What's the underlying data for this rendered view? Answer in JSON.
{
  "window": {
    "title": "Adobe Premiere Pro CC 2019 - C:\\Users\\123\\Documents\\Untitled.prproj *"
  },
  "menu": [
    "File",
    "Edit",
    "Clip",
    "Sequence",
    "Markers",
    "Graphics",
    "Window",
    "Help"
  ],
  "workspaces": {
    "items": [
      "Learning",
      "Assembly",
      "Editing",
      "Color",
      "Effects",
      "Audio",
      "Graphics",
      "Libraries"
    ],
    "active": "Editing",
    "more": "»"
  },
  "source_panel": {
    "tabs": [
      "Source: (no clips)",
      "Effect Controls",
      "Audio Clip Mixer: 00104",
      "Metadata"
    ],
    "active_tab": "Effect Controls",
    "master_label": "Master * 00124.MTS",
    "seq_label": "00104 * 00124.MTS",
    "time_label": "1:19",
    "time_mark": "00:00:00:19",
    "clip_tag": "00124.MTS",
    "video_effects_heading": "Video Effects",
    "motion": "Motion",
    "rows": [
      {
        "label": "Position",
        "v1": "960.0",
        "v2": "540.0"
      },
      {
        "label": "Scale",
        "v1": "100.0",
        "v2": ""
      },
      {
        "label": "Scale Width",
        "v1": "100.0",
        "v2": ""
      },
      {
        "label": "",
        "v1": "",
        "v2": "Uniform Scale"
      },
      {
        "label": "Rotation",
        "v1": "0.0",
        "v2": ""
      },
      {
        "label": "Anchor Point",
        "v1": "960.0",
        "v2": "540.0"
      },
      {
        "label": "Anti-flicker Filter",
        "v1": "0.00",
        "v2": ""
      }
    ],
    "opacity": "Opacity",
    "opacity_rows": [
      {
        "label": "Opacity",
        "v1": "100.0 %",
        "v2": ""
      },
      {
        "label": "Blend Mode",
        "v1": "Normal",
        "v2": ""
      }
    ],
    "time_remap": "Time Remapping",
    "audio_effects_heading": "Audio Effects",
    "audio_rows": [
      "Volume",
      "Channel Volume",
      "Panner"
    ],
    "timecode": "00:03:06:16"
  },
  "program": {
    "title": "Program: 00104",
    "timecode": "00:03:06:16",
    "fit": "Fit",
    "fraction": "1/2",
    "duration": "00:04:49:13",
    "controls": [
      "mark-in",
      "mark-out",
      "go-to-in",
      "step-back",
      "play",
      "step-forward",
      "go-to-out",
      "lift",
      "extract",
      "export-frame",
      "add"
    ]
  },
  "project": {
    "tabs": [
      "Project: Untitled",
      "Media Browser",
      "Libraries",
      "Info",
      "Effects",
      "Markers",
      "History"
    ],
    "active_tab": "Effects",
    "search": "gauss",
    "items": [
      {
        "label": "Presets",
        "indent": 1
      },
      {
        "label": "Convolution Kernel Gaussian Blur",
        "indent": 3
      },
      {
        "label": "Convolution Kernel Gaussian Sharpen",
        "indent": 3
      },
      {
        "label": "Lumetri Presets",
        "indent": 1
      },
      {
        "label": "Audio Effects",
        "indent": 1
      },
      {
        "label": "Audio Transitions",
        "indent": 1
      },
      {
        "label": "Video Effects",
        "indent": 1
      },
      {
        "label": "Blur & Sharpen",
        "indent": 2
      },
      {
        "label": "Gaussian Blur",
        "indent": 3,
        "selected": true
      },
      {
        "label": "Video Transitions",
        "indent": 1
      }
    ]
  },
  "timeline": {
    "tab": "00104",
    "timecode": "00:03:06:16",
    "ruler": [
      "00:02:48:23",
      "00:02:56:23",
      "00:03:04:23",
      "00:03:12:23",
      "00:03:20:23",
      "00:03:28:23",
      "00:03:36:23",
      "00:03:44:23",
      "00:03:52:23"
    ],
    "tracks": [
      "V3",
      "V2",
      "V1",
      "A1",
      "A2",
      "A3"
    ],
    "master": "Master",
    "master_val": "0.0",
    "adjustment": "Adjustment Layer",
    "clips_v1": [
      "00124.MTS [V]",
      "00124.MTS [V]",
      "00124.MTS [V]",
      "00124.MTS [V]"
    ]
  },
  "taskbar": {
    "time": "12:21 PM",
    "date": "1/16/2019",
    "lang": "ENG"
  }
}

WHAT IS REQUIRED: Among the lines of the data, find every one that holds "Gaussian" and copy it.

TASK SOLUTION:
        "label": "Convolution Kernel Gaussian Blur",
        "label": "Convolution Kernel Gaussian Sharpen",
        "label": "Gaussian Blur",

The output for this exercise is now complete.